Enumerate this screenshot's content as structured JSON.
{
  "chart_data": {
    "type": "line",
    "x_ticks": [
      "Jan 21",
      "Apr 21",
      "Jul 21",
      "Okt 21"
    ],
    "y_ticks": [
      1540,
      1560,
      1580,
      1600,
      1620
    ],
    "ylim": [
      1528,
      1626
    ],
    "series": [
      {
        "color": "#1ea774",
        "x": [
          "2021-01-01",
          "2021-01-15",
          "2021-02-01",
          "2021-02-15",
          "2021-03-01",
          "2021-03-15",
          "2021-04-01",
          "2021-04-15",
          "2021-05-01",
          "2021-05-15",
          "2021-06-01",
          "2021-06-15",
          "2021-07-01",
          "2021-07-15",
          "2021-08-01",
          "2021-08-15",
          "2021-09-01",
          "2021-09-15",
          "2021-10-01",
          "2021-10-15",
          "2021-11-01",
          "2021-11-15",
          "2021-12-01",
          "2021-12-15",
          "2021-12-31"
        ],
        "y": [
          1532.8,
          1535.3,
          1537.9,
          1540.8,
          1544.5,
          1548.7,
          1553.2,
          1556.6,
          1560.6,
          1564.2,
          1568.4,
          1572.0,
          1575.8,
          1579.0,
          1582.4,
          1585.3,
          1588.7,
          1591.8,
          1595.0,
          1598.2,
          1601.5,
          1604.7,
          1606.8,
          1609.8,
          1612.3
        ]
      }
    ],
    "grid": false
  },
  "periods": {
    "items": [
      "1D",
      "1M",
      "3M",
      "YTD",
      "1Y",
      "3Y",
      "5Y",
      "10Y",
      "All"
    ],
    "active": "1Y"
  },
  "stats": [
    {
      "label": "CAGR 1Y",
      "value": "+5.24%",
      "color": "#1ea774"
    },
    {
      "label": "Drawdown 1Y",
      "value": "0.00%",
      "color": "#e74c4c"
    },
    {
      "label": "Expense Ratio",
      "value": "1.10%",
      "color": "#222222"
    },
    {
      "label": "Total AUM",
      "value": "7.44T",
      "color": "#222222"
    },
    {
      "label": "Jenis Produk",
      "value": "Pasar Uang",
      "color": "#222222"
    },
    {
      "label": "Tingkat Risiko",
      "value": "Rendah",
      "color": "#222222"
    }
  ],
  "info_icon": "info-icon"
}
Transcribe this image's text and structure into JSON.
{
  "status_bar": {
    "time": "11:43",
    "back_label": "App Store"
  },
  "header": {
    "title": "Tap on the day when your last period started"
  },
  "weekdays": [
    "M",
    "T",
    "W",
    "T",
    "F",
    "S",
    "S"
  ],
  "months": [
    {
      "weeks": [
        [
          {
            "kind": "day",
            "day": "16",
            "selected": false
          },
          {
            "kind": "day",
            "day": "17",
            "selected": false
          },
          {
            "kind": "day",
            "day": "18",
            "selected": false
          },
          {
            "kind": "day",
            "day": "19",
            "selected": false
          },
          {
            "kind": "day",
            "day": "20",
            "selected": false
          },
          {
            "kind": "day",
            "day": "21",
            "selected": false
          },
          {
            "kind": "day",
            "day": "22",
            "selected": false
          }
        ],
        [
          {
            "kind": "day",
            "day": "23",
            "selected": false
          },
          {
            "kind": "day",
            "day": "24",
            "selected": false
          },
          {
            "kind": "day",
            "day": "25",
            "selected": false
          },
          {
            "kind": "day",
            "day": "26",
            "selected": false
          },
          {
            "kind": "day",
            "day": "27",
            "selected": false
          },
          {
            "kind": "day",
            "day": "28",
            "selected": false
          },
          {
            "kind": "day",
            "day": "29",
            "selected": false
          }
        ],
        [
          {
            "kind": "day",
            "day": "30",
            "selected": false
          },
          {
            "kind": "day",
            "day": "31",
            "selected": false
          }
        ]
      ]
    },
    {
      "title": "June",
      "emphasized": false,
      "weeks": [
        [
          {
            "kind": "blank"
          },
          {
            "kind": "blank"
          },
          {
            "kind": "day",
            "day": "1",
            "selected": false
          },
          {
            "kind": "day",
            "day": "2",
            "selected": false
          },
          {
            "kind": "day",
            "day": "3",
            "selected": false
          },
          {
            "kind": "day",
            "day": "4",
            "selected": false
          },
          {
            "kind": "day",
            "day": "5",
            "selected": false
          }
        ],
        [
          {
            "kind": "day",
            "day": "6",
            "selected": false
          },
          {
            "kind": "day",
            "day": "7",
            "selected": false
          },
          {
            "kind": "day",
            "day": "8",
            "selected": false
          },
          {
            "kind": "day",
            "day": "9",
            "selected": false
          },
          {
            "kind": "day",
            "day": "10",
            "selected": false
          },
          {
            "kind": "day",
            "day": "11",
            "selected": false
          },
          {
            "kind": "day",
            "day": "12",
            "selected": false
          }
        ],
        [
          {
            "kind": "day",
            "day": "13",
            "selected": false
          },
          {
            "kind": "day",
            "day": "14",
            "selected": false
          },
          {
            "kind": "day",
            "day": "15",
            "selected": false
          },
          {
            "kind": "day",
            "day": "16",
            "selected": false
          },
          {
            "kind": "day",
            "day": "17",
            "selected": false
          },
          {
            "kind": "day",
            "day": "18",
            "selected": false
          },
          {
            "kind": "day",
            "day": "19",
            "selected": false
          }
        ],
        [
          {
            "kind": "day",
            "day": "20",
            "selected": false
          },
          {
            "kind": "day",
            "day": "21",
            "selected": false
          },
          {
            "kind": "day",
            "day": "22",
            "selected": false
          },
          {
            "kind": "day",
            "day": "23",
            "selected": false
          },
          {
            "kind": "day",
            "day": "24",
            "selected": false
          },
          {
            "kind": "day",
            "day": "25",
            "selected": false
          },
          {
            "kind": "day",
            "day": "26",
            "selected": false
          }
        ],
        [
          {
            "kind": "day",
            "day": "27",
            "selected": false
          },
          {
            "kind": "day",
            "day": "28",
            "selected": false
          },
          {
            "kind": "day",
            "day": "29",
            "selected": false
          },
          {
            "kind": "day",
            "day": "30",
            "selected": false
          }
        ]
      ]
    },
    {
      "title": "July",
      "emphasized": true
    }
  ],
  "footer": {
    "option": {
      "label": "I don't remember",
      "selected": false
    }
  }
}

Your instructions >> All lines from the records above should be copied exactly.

Answer to the exercise >>
Enumerate this screenshot's content as structured JSON.
{
  "chart_data": {
    "type": "line",
    "x_ticks": [
      "Jan 21",
      "Apr 21",
      "Jul 21",
      "Okt 21"
    ],
    "y_ticks": [
      1540,
      1560,
      1580,
      1600,
      1620
    ],
    "ylim": [
      1528,
      1626
    ],
    "series": [
      {
        "color": "#1ea774",
        "x": [
          "2021-01-01",
          "2021-01-15",
          "2021-02-01",
          "2021-02-15",
          "2021-03-01",
          "2021-03-15",
          "2021-04-01",
          "2021-04-15",
          "2021-05-01",
          "2021-05-15",
          "2021-06-01",
          "2021-06-15",
          "2021-07-01",
          "2021-07-15",
          "2021-08-01",
          "2021-08-15",
          "2021-09-01",
          "2021-09-15",
          "2021-10-01",
          "2021-10-15",
          "2021-11-01",
          "2021-11-15",
          "2021-12-01",
          "2021-12-15",
          "2021-12-31"
        ],
        "y": [
          1532.8,
          1535.3,
          1537.9,
          1540.8,
          1544.5,
          1548.7,
          1553.2,
          1556.6,
          1560.6,
          1564.2,
          1568.4,
          1572.0,
          1575.8,
          1579.0,
          1582.4,
          1585.3,
          1588.7,
          1591.8,
          1595.0,
          1598.2,
          1601.5,
          1604.7,
          1606.8,
          1609.8,
          1612.3
        ]
      }
    ],
    "grid": false
  },
  "periods": {
    "items": [
      "1D",
      "1M",
      "3M",
      "YTD",
      "1Y",
      "3Y",
      "5Y",
      "10Y",
      "All"
    ],
    "active": "1Y"
  },
  "stats": [
    {
      "label": "CAGR 1Y",
      "value": "+5.24%",
      "color": "#1ea774"
    },
    {
      "label": "Drawdown 1Y",
      "value": "0.00%",
      "color": "#e74c4c"
    },
    {
      "label": "Expense Ratio",
      "value": "1.10%",
      "color": "#222222"
    },
    {
      "label": "Total AUM",
      "value": "7.44T",
      "color": "#222222"
    },
    {
      "label": "Jenis Produk",
      "value": "Pasar Uang",
      "color": "#222222"
    },
    {
      "label": "Tingkat Risiko",
      "value": "Rendah",
      "color": "#222222"
    }
  ],
  "info_icon": "info-icon"
}
Transcribe this image's text and structure into JSON.
{
  "status_bar": {
    "time": "11:43",
    "back_label": "App Store"
  },
  "header": {
    "title": "Tap on the day when your last period started"
  },
  "weekdays": [
    "M",
    "T",
    "W",
    "T",
    "F",
    "S",
    "S"
  ],
  "months": [
    {
      "weeks": [
        [
          {
            "kind": "day",
            "day": "16",
            "selected": false
          },
          {
            "kind": "day",
            "day": "17",
            "selected": false
          },
          {
            "kind": "day",
            "day": "18",
            "selected": false
          },
          {
            "kind": "day",
            "day": "19",
            "selected": false
          },
          {
            "kind": "day",
            "day": "20",
            "selected": false
          },
          {
            "kind": "day",
            "day": "21",
            "selected": false
          },
          {
            "kind": "day",
            "day": "22",
            "selected": false
          }
        ],
        [
          {
            "kind": "day",
            "day": "23",
            "selected": false
          },
          {
            "kind": "day",
            "day": "24",
            "selected": false
          },
          {
            "kind": "day",
            "day": "25",
            "selected": false
          },
          {
            "kind": "day",
            "day": "26",
            "selected": false
          },
          {
            "kind": "day",
            "day": "27",
            "selected": false
          },
          {
            "kind": "day",
            "day": "28",
            "selected": false
          },
          {
            "kind": "day",
            "day": "29",
            "selected": false
          }
        ],
        [
          {
            "kind": "day",
            "day": "30",
            "selected": false
          },
          {
            "kind": "day",
            "day": "31",
            "selected": false
          }
        ]
      ]
    },
    {
      "title": "June",
      "emphasized": false,
      "weeks": [
        [
          {
            "kind": "blank"
          },
          {
            "kind": "blank"
          },
          {
            "kind": "day",
            "day": "1",
            "selected": false
          },
          {
            "kind": "day",
            "day": "2",
            "selected": false
          },
          {
            "kind": "day",
            "day": "3",
            "selected": false
          },
          {
            "kind": "day",
            "day": "4",
            "selected": false
          },
          {
            "kind": "day",
            "day": "5",
            "selected": false
          }
        ],
        [
          {
            "kind": "day",
            "day": "6",
            "selected": false
          },
          {
            "kind": "day",
            "day": "7",
            "selected": false
          },
          {
            "kind": "day",
            "day": "8",
            "selected": false
          },
          {
            "kind": "day",
            "day": "9",
            "selected": false
          },
          {
            "kind": "day",
            "day": "10",
            "selected": false
          },
          {
            "kind": "day",
            "day": "11",
            "selected": false
          },
          {
            "kind": "day",
            "day": "12",
            "selected": false
          }
        ],
        [
          {
            "kind": "day",
            "day": "13",
            "selected": false
          },
          {
            "kind": "day",
            "day": "14",
            "selected": false
          },
          {
            "kind": "day",
            "day": "15",
            "selected": false
          },
          {
            "kind": "day",
            "day": "16",
            "selected": false
          },
          {
            "kind": "day",
            "day": "17",
            "selected": false
          },
          {
            "kind": "day",
            "day": "18",
            "selected": false
          },
          {
            "kind": "day",
            "day": "19",
            "selected": false
          }
        ],
        [
          {
            "kind": "day",
            "day": "20",
            "selected": false
          },
          {
            "kind": "day",
            "day": "21",
            "selected": false
          },
          {
            "kind": "day",
            "day": "22",
            "selected": false
          },
          {
            "kind": "day",
            "day": "23",
            "selected": false
          },
          {
            "kind": "day",
            "day": "24",
            "selected": false
          },
          {
            "kind": "day",
            "day": "25",
            "selected": false
          },
          {
            "kind": "day",
            "day": "26",
            "selected": false
          }
        ],
        [
          {
            "kind": "day",
            "day": "27",
            "selected": false
          },
          {
            "kind": "day",
            "day": "28",
            "selected": false
          },
          {
            "kind": "day",
            "day": "29",
            "selected": false
          },
          {
            "kind": "day",
            "day": "30",
            "selected": false
          }
        ]
      ]
    },
    {
      "title": "July",
      "emphasized": true
    }
  ],
  "footer": {
    "option": {
      "label": "I don't remember",
      "selected": false
    }
  }
}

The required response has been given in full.